- WORK REQUEST
Take the data that sits below and write it out again exactly.
___ RECORDS
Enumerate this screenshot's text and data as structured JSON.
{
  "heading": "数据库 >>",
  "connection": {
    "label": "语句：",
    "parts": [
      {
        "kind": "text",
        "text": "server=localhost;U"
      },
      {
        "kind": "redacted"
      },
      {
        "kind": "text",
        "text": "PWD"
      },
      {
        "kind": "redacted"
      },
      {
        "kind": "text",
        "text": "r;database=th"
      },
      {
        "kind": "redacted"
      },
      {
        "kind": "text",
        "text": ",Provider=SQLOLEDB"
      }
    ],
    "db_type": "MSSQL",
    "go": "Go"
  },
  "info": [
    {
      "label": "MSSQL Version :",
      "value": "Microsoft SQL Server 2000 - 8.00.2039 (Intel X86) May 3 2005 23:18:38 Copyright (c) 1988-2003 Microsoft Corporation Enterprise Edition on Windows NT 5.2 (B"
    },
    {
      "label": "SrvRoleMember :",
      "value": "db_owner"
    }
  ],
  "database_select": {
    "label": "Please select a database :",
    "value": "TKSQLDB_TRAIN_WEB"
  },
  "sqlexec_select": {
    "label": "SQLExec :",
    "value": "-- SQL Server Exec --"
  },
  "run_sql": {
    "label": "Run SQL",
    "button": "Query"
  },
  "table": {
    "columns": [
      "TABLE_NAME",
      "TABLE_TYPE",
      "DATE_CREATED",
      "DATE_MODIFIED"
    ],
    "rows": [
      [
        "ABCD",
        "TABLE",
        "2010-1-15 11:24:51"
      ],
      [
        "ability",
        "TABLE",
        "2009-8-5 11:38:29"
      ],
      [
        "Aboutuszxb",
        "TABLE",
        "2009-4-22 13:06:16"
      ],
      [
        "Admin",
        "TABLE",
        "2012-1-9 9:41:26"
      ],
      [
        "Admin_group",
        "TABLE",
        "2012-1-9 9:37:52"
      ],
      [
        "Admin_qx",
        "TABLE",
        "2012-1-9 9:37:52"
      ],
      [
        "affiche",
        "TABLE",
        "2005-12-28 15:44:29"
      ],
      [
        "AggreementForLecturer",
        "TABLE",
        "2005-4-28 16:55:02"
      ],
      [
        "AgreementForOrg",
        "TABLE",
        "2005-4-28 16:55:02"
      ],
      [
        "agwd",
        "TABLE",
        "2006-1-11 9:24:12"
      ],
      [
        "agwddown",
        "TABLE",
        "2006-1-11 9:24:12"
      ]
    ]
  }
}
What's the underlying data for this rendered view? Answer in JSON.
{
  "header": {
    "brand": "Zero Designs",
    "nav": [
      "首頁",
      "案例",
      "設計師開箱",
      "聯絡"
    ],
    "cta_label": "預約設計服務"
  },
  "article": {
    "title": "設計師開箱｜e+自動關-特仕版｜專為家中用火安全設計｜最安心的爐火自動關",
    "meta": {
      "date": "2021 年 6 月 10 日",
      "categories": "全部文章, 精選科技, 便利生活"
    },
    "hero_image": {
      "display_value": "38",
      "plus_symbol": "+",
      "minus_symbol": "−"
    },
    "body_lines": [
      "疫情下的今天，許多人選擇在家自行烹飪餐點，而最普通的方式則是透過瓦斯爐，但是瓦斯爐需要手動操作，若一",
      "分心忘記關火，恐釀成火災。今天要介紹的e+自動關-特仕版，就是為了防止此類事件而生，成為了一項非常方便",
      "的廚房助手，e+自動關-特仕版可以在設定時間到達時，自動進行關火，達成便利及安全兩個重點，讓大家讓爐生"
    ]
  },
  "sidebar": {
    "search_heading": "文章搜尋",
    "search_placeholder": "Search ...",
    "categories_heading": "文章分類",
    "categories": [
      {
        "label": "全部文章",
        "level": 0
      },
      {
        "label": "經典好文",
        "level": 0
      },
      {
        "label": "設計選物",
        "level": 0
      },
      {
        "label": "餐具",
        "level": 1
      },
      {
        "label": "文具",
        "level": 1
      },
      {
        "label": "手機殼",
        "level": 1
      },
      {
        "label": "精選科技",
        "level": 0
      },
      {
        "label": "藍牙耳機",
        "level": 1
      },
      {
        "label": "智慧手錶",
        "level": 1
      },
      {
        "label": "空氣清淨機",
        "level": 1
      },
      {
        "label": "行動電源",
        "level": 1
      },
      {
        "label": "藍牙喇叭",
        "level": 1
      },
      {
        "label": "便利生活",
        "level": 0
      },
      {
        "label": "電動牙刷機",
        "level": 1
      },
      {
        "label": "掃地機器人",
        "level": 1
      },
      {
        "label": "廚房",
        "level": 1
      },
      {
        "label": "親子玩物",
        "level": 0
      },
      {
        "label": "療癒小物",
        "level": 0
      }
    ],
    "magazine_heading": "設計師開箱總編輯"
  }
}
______
- ANSWER BOX
Enumerate this screenshot's text and data as structured JSON.
{
  "heading": "数据库 >>",
  "connection": {
    "label": "语句：",
    "parts": [
      {
        "kind": "text",
        "text": "server=localhost;U"
      },
      {
        "kind": "redacted"
      },
      {
        "kind": "text",
        "text": "PWD"
      },
      {
        "kind": "redacted"
      },
      {
        "kind": "text",
        "text": "r;database=th"
      },
      {
        "kind": "redacted"
      },
      {
        "kind": "text",
        "text": ",Provider=SQLOLEDB"
      }
    ],
    "db_type": "MSSQL",
    "go": "Go"
  },
  "info": [
    {
      "label": "MSSQL Version :",
      "value": "Microsoft SQL Server 2000 - 8.00.2039 (Intel X86) May 3 2005 23:18:38 Copyright (c) 1988-2003 Microsoft Corporation Enterprise Edition on Windows NT 5.2 (B"
    },
    {
      "label": "SrvRoleMember :",
      "value": "db_owner"
    }
  ],
  "database_select": {
    "label": "Please select a database :",
    "value": "TKSQLDB_TRAIN_WEB"
  },
  "sqlexec_select": {
    "label": "SQLExec :",
    "value": "-- SQL Server Exec --"
  },
  "run_sql": {
    "label": "Run SQL",
    "button": "Query"
  },
  "table": {
    "columns": [
      "TABLE_NAME",
      "TABLE_TYPE",
      "DATE_CREATED",
      "DATE_MODIFIED"
    ],
    "rows": [
      [
        "ABCD",
        "TABLE",
        "2010-1-15 11:24:51"
      ],
      [
        "ability",
        "TABLE",
        "2009-8-5 11:38:29"
      ],
      [
        "Aboutuszxb",
        "TABLE",
        "2009-4-22 13:06:16"
      ],
      [
        "Admin",
        "TABLE",
        "2012-1-9 9:41:26"
      ],
      [
        "Admin_group",
        "TABLE",
        "2012-1-9 9:37:52"
      ],
      [
        "Admin_qx",
        "TABLE",
        "2012-1-9 9:37:52"
      ],
      [
        "affiche",
        "TABLE",
        "2005-12-28 15:44:29"
      ],
      [
        "AggreementForLecturer",
        "TABLE",
        "2005-4-28 16:55:02"
      ],
      [
        "AgreementForOrg",
        "TABLE",
        "2005-4-28 16:55:02"
      ],
      [
        "agwd",
        "TABLE",
        "2006-1-11 9:24:12"
      ],
      [
        "agwddown",
        "TABLE",
        "2006-1-11 9:24:12"
      ]
    ]
  }
}
What's the underlying data for this rendered view? Answer in JSON.
{
  "header": {
    "brand": "Zero Designs",
    "nav": [
      "首頁",
      "案例",
      "設計師開箱",
      "聯絡"
    ],
    "cta_label": "預約設計服務"
  },
  "article": {
    "title": "設計師開箱｜e+自動關-特仕版｜專為家中用火安全設計｜最安心的爐火自動關",
    "meta": {
      "date": "2021 年 6 月 10 日",
      "categories": "全部文章, 精選科技, 便利生活"
    },
    "hero_image": {
      "display_value": "38",
      "plus_symbol": "+",
      "minus_symbol": "−"
    },
    "body_lines": [
      "疫情下的今天，許多人選擇在家自行烹飪餐點，而最普通的方式則是透過瓦斯爐，但是瓦斯爐需要手動操作，若一",
      "分心忘記關火，恐釀成火災。今天要介紹的e+自動關-特仕版，就是為了防止此類事件而生，成為了一項非常方便",
      "的廚房助手，e+自動關-特仕版可以在設定時間到達時，自動進行關火，達成便利及安全兩個重點，讓大家讓爐生"
    ]
  },
  "sidebar": {
    "search_heading": "文章搜尋",
    "search_placeholder": "Search ...",
    "categories_heading": "文章分類",
    "categories": [
      {
        "label": "全部文章",
        "level": 0
      },
      {
        "label": "經典好文",
        "level": 0
      },
      {
        "label": "設計選物",
        "level": 0
      },
      {
        "label": "餐具",
        "level": 1
      },
      {
        "label": "文具",
        "level": 1
      },
      {
        "label": "手機殼",
        "level": 1
      },
      {
        "label": "精選科技",
        "level": 0
      },
      {
        "label": "藍牙耳機",
        "level": 1
      },
      {
        "label": "智慧手錶",
        "level": 1
      },
      {
        "label": "空氣清淨機",
        "level": 1
      },
      {
        "label": "行動電源",
        "level": 1
      },
      {
        "label": "藍牙喇叭",
        "level": 1
      },
      {
        "label": "便利生活",
        "level": 0
      },
      {
        "label": "電動牙刷機",
        "level": 1
      },
      {
        "label": "掃地機器人",
        "level": 1
      },
      {
        "label": "廚房",
        "level": 1
      },
      {
        "label": "親子玩物",
        "level": 0
      },
      {
        "label": "療癒小物",
        "level": 0
      }
    ],
    "magazine_heading": "設計師開箱總編輯"
  }
}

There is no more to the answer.